Original Release: 1973
My Overall Rating: 3 stars out of 5
The Purple Penguin asked before we watched if The Way We Were is a happy story. Bittersweet was the best word I could think of to describe it. "Does it have a happy ending?" she asked. I honestly couldn't remember.
Katie Morsky (Barbara Streisand) and Hubbell Gardiner (Robert Redford) seem an unlikely couple. She's a rock-the-boat student activist, he's a take-the-world-as-it-comes jock. She's a Jewish girl on work-study. He's a WASP boy on an athletic scholarship he doesn't even need. And yet, they fall in love. They get married. Hubbell's writing talents take them to Hollywood where he pursues a screenwriting career, with only marginal success. Meanwhile, the House Un-American Activities Committee is in full witch hunt mode, raising Katie's ire anew.
I still think bittersweet is the best description. The love story is touching at times but ultimately very painful. There was way too much kissing for our daughter's sensibilities. But long term, I think it's good for her to see that even if you land a mate who's smart, nice, funny and who looks like Robert Redford, it won't solve all of your problems.
A nice interview with Redford and Streisand about the film:
The writing and acting are both excellent. The story is based on screenwriter Arthur Laurents's own experiences at Cornell and beyond. The period elements are a lot of fun, especially the cars. If I had more money than I'd ever need (I don't), I'd spend it on antique automobiles. Late '40s convertibles would be the heart of my collection. This was my second time watching the film, though I wouldn't say I ever need to watch it again. Thus the 3 rating rather than a 4.

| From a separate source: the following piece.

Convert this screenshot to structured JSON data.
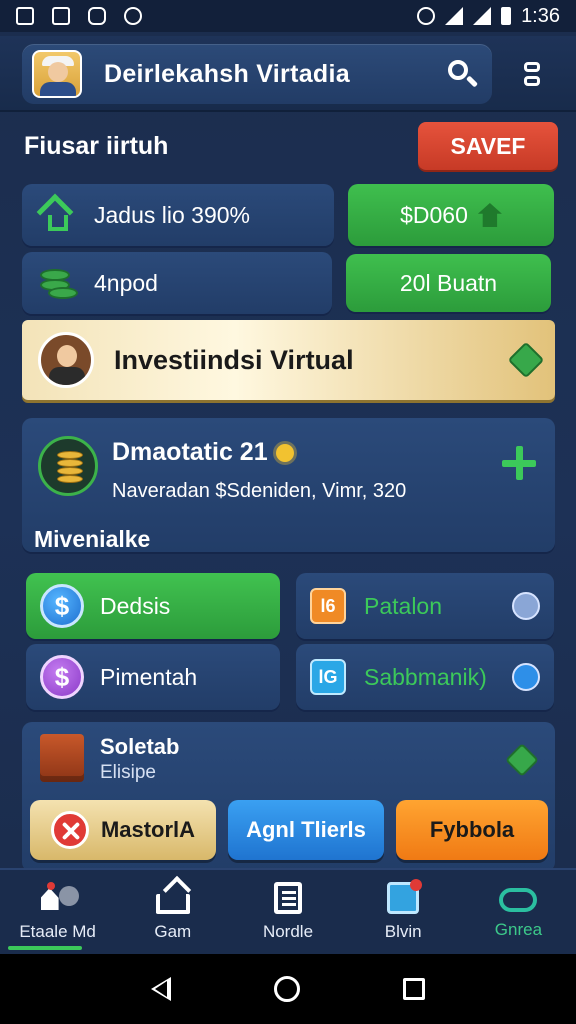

And, of course, there's the song, written by Alan Bergman, Marilyn Bergman and Marvin Hamlisch. If Barbara Streisand has a signature tune, this one's probably it: